When he was younger, Daniel Staub, 29, says he sometimes felt professionally adrift. He worked at a ski resort in Ogden, Utah, and took a stab at penning novel before eventually setting it aside. For a time, he even worked as an overnight clerk at a Super 8 motel before settling in Chattanooga in 2015 to start a career in real estate.
A mentor had suggested that the personable Staub, who also sings and plays guitar, might be good at selling houses. After all, he had good people skills and even something of a pedigree: one of his grandfathers had been a real estate developer in Atlanta. (Although Staub says the ups and downs of his grandfather's career were a reality check for him.)
Five years later, it looks like Staub made a smart move, having helped 150 customers buy or sell houses here since moving to Chattanooga. All together, he has been the lead agent on over $30 million in real estate sales, and recently started a real estate team called Ferro & Staub, with his partner Guy Ferro.
Since he was not a native of Chattanooga, or even familiar with the city, his early years in real estate were tough, he says.
"I remember the first time I went out, somebody wanted to see a house in Hixson," Staub recalls. "I didn't even know where Hixson was."
This newcomer's awkwardness forced Staub to make a strategic decision that would change the course of his early work. He decided to pick a part of town — in his case Highland Park — and to become immersed in the minutia of neighborhood. He even went door-to-door introducing himself to residents.
Becoming an expert on a transitional neighborhood such as Highland Park also meant he could concentrate on cultivating a customer base of millennials — people in his age group — who were shopping for first or second homes inside the city limits of Chattanooga. Being a specialist also fit with his sense of prioritizing service over pure sales volume.
"I never wanted to sell people something they didn't need," he says. "I didn't want to convince them to buy on credit something they couldn't afford."
In the beginning, Staub says he benefited from having a close mentor, one of the city's leading Realtors, Todd Henon, of Todd Henon Properties. Then, about 18 month ago, Staub decided he was ready to form his own team.
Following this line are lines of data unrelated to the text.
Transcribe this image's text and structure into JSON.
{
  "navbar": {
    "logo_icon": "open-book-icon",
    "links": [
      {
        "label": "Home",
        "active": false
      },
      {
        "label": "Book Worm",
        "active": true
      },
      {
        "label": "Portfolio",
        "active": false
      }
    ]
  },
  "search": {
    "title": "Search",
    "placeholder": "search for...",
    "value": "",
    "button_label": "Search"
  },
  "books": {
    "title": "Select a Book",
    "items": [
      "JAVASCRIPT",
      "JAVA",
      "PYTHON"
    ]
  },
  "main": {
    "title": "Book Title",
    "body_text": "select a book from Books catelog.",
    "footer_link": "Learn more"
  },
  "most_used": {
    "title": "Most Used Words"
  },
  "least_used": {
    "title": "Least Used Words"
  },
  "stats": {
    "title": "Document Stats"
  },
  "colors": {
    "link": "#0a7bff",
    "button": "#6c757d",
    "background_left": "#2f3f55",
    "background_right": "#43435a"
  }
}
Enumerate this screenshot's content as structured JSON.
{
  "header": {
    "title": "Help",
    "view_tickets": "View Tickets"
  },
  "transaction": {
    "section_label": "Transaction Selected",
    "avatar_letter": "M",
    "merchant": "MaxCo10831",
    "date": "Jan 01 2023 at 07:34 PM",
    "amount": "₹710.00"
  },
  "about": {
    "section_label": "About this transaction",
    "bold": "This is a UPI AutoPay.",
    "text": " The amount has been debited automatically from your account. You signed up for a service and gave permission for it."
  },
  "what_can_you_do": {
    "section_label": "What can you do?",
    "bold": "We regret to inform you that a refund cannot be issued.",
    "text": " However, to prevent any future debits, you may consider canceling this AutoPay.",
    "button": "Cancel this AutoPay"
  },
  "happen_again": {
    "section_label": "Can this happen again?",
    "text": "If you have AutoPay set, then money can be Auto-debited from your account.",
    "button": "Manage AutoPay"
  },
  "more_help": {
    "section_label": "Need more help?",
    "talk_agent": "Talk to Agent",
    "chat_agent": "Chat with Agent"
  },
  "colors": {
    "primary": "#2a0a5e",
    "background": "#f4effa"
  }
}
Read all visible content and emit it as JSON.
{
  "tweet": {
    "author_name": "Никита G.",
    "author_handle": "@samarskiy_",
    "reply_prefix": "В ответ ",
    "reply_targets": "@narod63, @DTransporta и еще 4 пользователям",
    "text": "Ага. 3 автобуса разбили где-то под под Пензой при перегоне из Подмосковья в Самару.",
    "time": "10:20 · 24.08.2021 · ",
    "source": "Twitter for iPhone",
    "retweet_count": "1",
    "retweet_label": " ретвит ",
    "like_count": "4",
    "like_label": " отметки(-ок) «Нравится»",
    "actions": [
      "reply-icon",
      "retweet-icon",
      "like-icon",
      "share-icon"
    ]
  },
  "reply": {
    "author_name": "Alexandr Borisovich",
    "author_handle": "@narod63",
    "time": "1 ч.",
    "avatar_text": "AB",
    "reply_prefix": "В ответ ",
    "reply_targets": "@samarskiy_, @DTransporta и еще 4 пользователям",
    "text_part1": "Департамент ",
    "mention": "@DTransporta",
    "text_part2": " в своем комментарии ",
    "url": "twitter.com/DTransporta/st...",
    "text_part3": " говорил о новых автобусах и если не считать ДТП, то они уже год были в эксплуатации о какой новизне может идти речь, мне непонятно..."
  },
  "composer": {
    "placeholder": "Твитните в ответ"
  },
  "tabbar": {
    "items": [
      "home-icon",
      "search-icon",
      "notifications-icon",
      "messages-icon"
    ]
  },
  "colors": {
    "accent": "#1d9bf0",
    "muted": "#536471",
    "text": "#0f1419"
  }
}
Today, Staub says he and Ferro are well-positioned to thrive in Chattanooga's white-hot, mid-priced home market. A convergence of demographic and economic trends have made this a seller's market for existing homes, he says, with some sub-$300,000 properties selling almost overnight.
Staub says that the Great Recession curbed new construction here 7-10 years ago, which has led to a shortage of existing single-family homes for today's millennials, who are just starting families. Meanwhile, new construction costs are rocketing up due to supply chain problems linked to COVID-19. On top of all that, low interest rates are lowering mortgage costs and also fueling demand. All this is funneling customers to Staub's sweet spots: the Hixson, St. Elmo and Highland Park neighborhoods.
The market is so busy that Staub says he needed a partner so they could show a property at a moment's notice.
"So many houses are selling on the same day they are listed," he says. "If you can't show a house because of a prior appointment, you are in trouble. Under the $300,000 price point, it's been really crazy for about a year."
Staub believes that his expertise about the core Chattanooga housing market has grown exponentially in five years, which probably means he's not going anywhere.
"I love Chattanooga, it's the perfect size," he says. "I get a ton of people from Chicago, Nashville and Atlanta wanting to live here. People are becoming empowered to work from home.
"I don't think I'm going to ever leave," he says.